**Exercise description**
All of these records need to be duplicated exactly.

BEGIN Data for this exercise

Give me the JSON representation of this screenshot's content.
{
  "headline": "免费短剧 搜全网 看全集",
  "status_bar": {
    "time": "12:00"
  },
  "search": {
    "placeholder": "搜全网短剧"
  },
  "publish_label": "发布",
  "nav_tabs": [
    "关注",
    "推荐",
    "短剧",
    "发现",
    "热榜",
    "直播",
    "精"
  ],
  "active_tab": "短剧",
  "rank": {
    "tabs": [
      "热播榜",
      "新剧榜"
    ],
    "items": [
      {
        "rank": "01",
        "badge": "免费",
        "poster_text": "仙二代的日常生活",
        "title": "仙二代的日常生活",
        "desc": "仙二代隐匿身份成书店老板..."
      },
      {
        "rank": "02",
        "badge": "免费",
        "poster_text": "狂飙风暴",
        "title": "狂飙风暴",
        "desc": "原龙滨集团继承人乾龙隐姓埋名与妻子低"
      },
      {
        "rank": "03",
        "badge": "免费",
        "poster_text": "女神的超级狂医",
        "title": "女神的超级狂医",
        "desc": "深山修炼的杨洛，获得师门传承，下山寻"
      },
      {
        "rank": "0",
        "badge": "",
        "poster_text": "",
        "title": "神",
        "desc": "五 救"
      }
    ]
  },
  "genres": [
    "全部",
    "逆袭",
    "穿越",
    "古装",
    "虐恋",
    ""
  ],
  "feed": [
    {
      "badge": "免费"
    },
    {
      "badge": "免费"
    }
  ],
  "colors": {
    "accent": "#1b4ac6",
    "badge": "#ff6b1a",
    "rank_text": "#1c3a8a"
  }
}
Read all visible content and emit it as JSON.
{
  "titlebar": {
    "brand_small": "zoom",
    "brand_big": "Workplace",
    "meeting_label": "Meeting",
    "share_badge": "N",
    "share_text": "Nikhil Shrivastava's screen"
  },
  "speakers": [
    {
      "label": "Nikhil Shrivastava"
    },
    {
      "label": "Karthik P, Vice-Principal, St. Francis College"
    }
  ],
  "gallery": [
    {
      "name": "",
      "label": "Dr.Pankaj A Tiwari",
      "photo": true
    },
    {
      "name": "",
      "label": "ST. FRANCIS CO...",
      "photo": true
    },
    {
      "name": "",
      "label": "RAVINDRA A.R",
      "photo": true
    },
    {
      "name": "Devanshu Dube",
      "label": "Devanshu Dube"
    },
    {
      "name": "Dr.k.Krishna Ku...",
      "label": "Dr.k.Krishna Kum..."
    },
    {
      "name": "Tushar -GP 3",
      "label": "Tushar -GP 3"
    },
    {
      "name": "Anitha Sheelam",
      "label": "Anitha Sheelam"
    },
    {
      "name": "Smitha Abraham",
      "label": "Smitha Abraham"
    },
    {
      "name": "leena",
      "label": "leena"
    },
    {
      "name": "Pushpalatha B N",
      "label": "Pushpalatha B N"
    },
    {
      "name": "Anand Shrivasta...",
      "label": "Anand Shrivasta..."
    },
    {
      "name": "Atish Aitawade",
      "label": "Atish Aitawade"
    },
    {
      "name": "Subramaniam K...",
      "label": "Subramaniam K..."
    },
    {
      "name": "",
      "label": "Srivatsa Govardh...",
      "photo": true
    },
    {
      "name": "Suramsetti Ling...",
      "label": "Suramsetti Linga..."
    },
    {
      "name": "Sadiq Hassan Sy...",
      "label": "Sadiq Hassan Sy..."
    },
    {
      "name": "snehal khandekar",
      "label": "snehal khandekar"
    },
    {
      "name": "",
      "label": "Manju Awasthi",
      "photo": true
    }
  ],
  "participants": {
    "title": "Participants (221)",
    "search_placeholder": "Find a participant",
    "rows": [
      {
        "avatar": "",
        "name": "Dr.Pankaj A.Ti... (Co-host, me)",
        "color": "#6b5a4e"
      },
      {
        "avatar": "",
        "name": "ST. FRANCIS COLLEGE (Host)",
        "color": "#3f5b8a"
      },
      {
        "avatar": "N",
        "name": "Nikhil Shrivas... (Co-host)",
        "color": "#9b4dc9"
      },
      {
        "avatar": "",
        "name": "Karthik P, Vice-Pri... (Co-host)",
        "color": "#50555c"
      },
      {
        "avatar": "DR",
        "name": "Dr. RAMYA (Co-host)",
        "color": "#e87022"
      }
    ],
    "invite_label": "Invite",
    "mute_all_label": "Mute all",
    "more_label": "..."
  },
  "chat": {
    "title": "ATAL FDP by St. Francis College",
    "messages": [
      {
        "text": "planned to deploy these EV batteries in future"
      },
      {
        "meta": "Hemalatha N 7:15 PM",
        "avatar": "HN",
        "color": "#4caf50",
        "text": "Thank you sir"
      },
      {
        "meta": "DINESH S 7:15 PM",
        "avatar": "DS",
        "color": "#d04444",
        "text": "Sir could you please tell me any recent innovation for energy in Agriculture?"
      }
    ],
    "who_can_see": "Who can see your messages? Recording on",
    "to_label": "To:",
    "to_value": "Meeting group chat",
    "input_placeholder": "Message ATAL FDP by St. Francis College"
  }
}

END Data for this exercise

**Expected output**
Give me the JSON representation of this screenshot's content.
{
  "headline": "免费短剧 搜全网 看全集",
  "status_bar": {
    "time": "12:00"
  },
  "search": {
    "placeholder": "搜全网短剧"
  },
  "publish_label": "发布",
  "nav_tabs": [
    "关注",
    "推荐",
    "短剧",
    "发现",
    "热榜",
    "直播",
    "精"
  ],
  "active_tab": "短剧",
  "rank": {
    "tabs": [
      "热播榜",
      "新剧榜"
    ],
    "items": [
      {
        "rank": "01",
        "badge": "免费",
        "poster_text": "仙二代的日常生活",
        "title": "仙二代的日常生活",
        "desc": "仙二代隐匿身份成书店老板..."
      },
      {
        "rank": "02",
        "badge": "免费",
        "poster_text": "狂飙风暴",
        "title": "狂飙风暴",
        "desc": "原龙滨集团继承人乾龙隐姓埋名与妻子低"
      },
      {
        "rank": "03",
        "badge": "免费",
        "poster_text": "女神的超级狂医",
        "title": "女神的超级狂医",
        "desc": "深山修炼的杨洛，获得师门传承，下山寻"
      },
      {
        "rank": "0",
        "badge": "",
        "poster_text": "",
        "title": "神",
        "desc": "五 救"
      }
    ]
  },
  "genres": [
    "全部",
    "逆袭",
    "穿越",
    "古装",
    "虐恋",
    ""
  ],
  "feed": [
    {
      "badge": "免费"
    },
    {
      "badge": "免费"
    }
  ],
  "colors": {
    "accent": "#1b4ac6",
    "badge": "#ff6b1a",
    "rank_text": "#1c3a8a"
  }
}
Read all visible content and emit it as JSON.
{
  "titlebar": {
    "brand_small": "zoom",
    "brand_big": "Workplace",
    "meeting_label": "Meeting",
    "share_badge": "N",
    "share_text": "Nikhil Shrivastava's screen"
  },
  "speakers": [
    {
      "label": "Nikhil Shrivastava"
    },
    {
      "label": "Karthik P, Vice-Principal, St. Francis College"
    }
  ],
  "gallery": [
    {
      "name": "",
      "label": "Dr.Pankaj A Tiwari",
      "photo": true
    },
    {
      "name": "",
      "label": "ST. FRANCIS CO...",
      "photo": true
    },
    {
      "name": "",
      "label": "RAVINDRA A.R",
      "photo": true
    },
    {
      "name": "Devanshu Dube",
      "label": "Devanshu Dube"
    },
    {
      "name": "Dr.k.Krishna Ku...",
      "label": "Dr.k.Krishna Kum..."
    },
    {
      "name": "Tushar -GP 3",
      "label": "Tushar -GP 3"
    },
    {
      "name": "Anitha Sheelam",
      "label": "Anitha Sheelam"
    },
    {
      "name": "Smitha Abraham",
      "label": "Smitha Abraham"
    },
    {
      "name": "leena",
      "label": "leena"
    },
    {
      "name": "Pushpalatha B N",
      "label": "Pushpalatha B N"
    },
    {
      "name": "Anand Shrivasta...",
      "label": "Anand Shrivasta..."
    },
    {
      "name": "Atish Aitawade",
      "label": "Atish Aitawade"
    },
    {
      "name": "Subramaniam K...",
      "label": "Subramaniam K..."
    },
    {
      "name": "",
      "label": "Srivatsa Govardh...",
      "photo": true
    },
    {
      "name": "Suramsetti Ling...",
      "label": "Suramsetti Linga..."
    },
    {
      "name": "Sadiq Hassan Sy...",
      "label": "Sadiq Hassan Sy..."
    },
    {
      "name": "snehal khandekar",
      "label": "snehal khandekar"
    },
    {
      "name": "",
      "label": "Manju Awasthi",
      "photo": true
    }
  ],
  "participants": {
    "title": "Participants (221)",
    "search_placeholder": "Find a participant",
    "rows": [
      {
        "avatar": "",
        "name": "Dr.Pankaj A.Ti... (Co-host, me)",
        "color": "#6b5a4e"
      },
      {
        "avatar": "",
        "name": "ST. FRANCIS COLLEGE (Host)",
        "color": "#3f5b8a"
      },
      {
        "avatar": "N",
        "name": "Nikhil Shrivas... (Co-host)",
        "color": "#9b4dc9"
      },
      {
        "avatar": "",
        "name": "Karthik P, Vice-Pri... (Co-host)",
        "color": "#50555c"
      },
      {
        "avatar": "DR",
        "name": "Dr. RAMYA (Co-host)",
        "color": "#e87022"
      }
    ],
    "invite_label": "Invite",
    "mute_all_label": "Mute all",
    "more_label": "..."
  },
  "chat": {
    "title": "ATAL FDP by St. Francis College",
    "messages": [
      {
        "text": "planned to deploy these EV batteries in future"
      },
      {
        "meta": "Hemalatha N 7:15 PM",
        "avatar": "HN",
        "color": "#4caf50",
        "text": "Thank you sir"
      },
      {
        "meta": "DINESH S 7:15 PM",
        "avatar": "DS",
        "color": "#d04444",
        "text": "Sir could you please tell me any recent innovation for energy in Agriculture?"
      }
    ],
    "who_can_see": "Who can see your messages? Recording on",
    "to_label": "To:",
    "to_value": "Meeting group chat",
    "input_placeholder": "Message ATAL FDP by St. Francis College"
  }
}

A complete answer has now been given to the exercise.